Philosophical studies of science include the study of how scientific theories work. Philosophers have discussed metaphysical, epistemological, and ethical issues related to modern science. In addition, philosophers and chemists have discussed the philosophical issues raised by specific sciences. For example, they have considered the question of whether certain processes can be observed directly. This makes the process of determining the mechanisms of chemical reactions particularly challenging. A philosopher may look to the foundations of a particular scientific field for a deeper understanding of the nature of the problem.
Philosophers have studied how complex scientific discoveries are made, examining how scientists formulate their theories and then deduce their empirical consequences. The most ambitious response was to create formal procedures for producing hypotheses based on available evidence. The scientist Clark Glymour wrote a computer program to produce hypotheses based on statistical evidence. These programs introduced new variables into the data and helped scientists study difficult areas of natural and social science. However, this approach does not account for the limitations of the method.
The philosophical study of science aims to understand the motivations for and the consequences of scientific findings. It seeks to distinguish good science from bad, the efficacy of scientific theories, and the ultimate purpose of science. In addition to providing technical grounding in the chosen discipline, philosophy of science provides a base in ethical, analytical, and logical reasoning. This article provides an overview of philosophy of science. It can be helpful in identifying a field of study, as well as a career path.
One of the most influential streams of work in philosophy of science is social epistemology. Dasgupta and David have studied the role of credit and risk in science and society. They have also investigated the role of peer review and division of cognitive labor. These studies have shown that peer review and prepublication peer review can reduce the risk of underproduction. Nevertheless, the effects of peer review are not entirely clear. In addition, the philosophical discussion of science should take account of the social and political context in which scientific research is conducted.
The question of what constitutes “scientific” arose from the study of specific sciences. Philosophers of medicine, biology, and psychology are interested in the question of what counts as “science.” The question of whether a theory is reducible to another is at the center of this debate. These questions are also relevant to economics, individual psychology, and chemistry. In addition, many particular sciences have their own philosophy of science.
Point of intractability

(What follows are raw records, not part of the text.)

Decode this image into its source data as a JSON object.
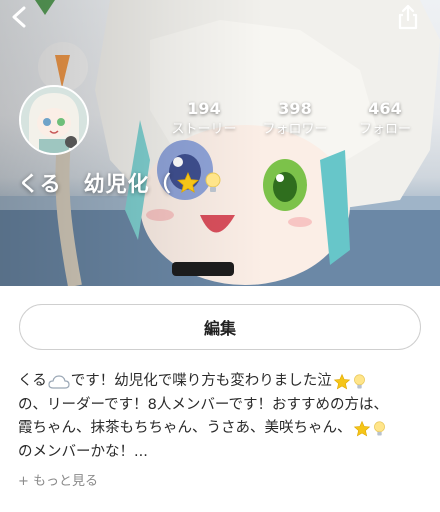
{
  "header": {
    "back_icon": "chevron-left-icon",
    "share_icon": "share-icon"
  },
  "profile": {
    "name": "くる　幼児化（",
    "name_icons": [
      "star-emoji-icon",
      "lightbulb-emoji-icon"
    ],
    "stats": [
      {
        "value": "194",
        "label": "ストーリー"
      },
      {
        "value": "398",
        "label": "フォロワー"
      },
      {
        "value": "464",
        "label": "フォロー"
      }
    ]
  },
  "edit_button": {
    "label": "編集"
  },
  "bio": {
    "line1_a": "くる",
    "line1_b": "です！幼児化で喋り方も変わりました泣",
    "line2": "の、リーダーです！8人メンバーです！おすすめの方は、",
    "line3": "霞ちゃん、抹茶もちちゃん、うさあ、美咲ちゃん、",
    "line4": "のメンバーかな！...",
    "icons": [
      "cloud-emoji-icon",
      "star-emoji-icon",
      "lightbulb-emoji-icon"
    ]
  },
  "more_link": {
    "label": "+ もっと見る"
  },
  "colors": {
    "star": "#f5c518",
    "bulb": "#ffe58a",
    "text": "#2a2a2a",
    "muted": "#8a8a8a"
  }
}
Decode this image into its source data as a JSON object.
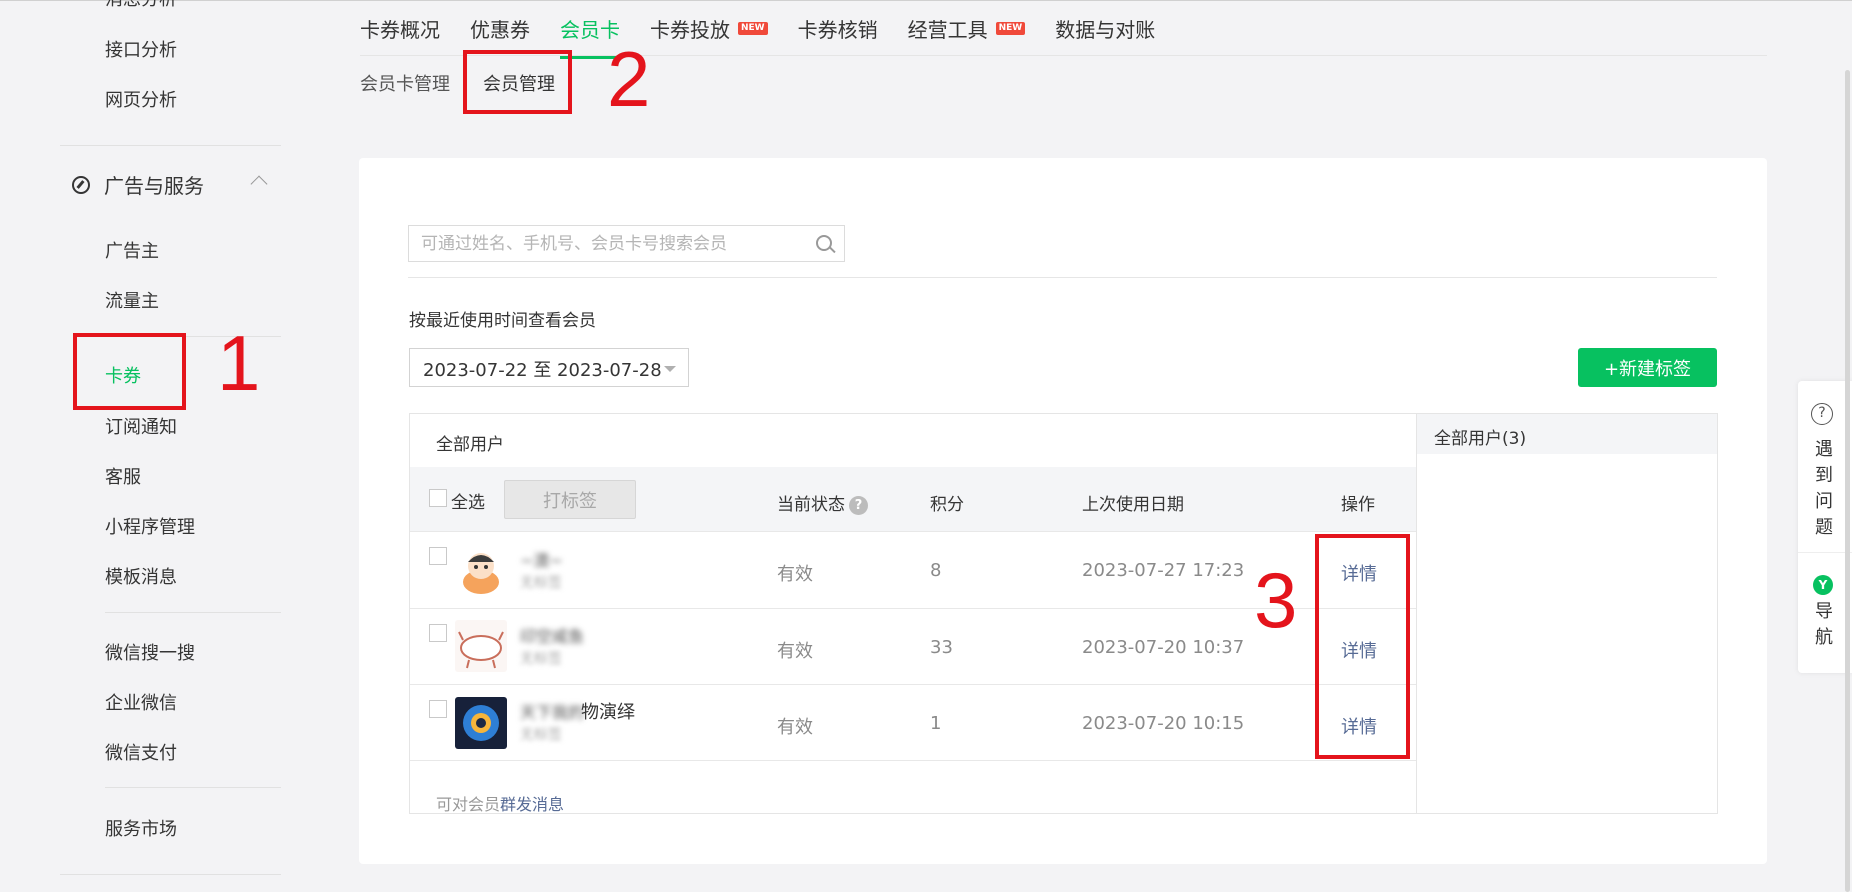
{
  "sidebar": {
    "partial_top": "消息分析",
    "items_top": [
      "接口分析",
      "网页分析"
    ],
    "section": {
      "label": "广告与服务",
      "expanded": true
    },
    "section_items": [
      "广告主",
      "流量主"
    ],
    "items_mid": [
      "卡券",
      "订阅通知",
      "客服",
      "小程序管理",
      "模板消息"
    ],
    "items_lower": [
      "微信搜一搜",
      "企业微信",
      "微信支付"
    ],
    "items_bottom": [
      "服务市场"
    ],
    "active": "卡券"
  },
  "top_tabs": [
    {
      "label": "卡券概况",
      "active": false,
      "new": false
    },
    {
      "label": "优惠券",
      "active": false,
      "new": false
    },
    {
      "label": "会员卡",
      "active": true,
      "new": false
    },
    {
      "label": "卡券投放",
      "active": false,
      "new": true
    },
    {
      "label": "卡券核销",
      "active": false,
      "new": false
    },
    {
      "label": "经营工具",
      "active": false,
      "new": true
    },
    {
      "label": "数据与对账",
      "active": false,
      "new": false
    }
  ],
  "new_badge_text": "NEW",
  "sub_tabs": [
    {
      "label": "会员卡管理",
      "active": false
    },
    {
      "label": "会员管理",
      "active": true
    }
  ],
  "search": {
    "placeholder": "可通过姓名、手机号、会员卡号搜索会员",
    "value": ""
  },
  "filter": {
    "label": "按最近使用时间查看会员",
    "date_range": "2023-07-22 至 2023-07-28"
  },
  "new_tag_button": "+新建标签",
  "table": {
    "title": "全部用户",
    "select_all": "全选",
    "tag_button": "打标签",
    "columns": {
      "status": "当前状态",
      "points": "积分",
      "last_used": "上次使用日期",
      "action": "操作"
    },
    "help_glyph": "?",
    "rows": [
      {
        "nickname": "~澳~",
        "tag": "无标签",
        "status": "有效",
        "points": "8",
        "last_used": "2023-07-27 17:23",
        "action": "详情"
      },
      {
        "nickname": "印空咸鱼",
        "tag": "无标签",
        "status": "有效",
        "points": "33",
        "last_used": "2023-07-20 10:37",
        "action": "详情"
      },
      {
        "nickname": "天下我的",
        "nickname_visible": "物演绎",
        "tag": "无标签",
        "status": "有效",
        "points": "1",
        "last_used": "2023-07-20 10:15",
        "action": "详情"
      }
    ],
    "footer_prefix": "可对会员",
    "footer_link": "群发消息"
  },
  "right_panel": {
    "title": "全部用户(3)"
  },
  "float_help": {
    "icon": "?",
    "label": "遇到问题",
    "nav_icon": "Y",
    "nav_label": "导航"
  },
  "annotations": [
    "1",
    "2",
    "3"
  ],
  "colors": {
    "accent": "#07c160",
    "annotation_red": "#e4141c",
    "link": "#576b95",
    "badge": "#f0493a"
  }
}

The point of intractability is a fundamental philosophical principle, which emphasizes the importance of keeping options open when evaluating a particular argument. In science, this means considering the possibility of alternative explanations that are deemed to be incomprehensible by a majority of scientists. It also means that science needs to remain open to debate and criticism. However, there are important exceptions to this rule. In these instances, the correct philosophical answer is still acceptable, as long as a sufficient number of people are willing to take a risk.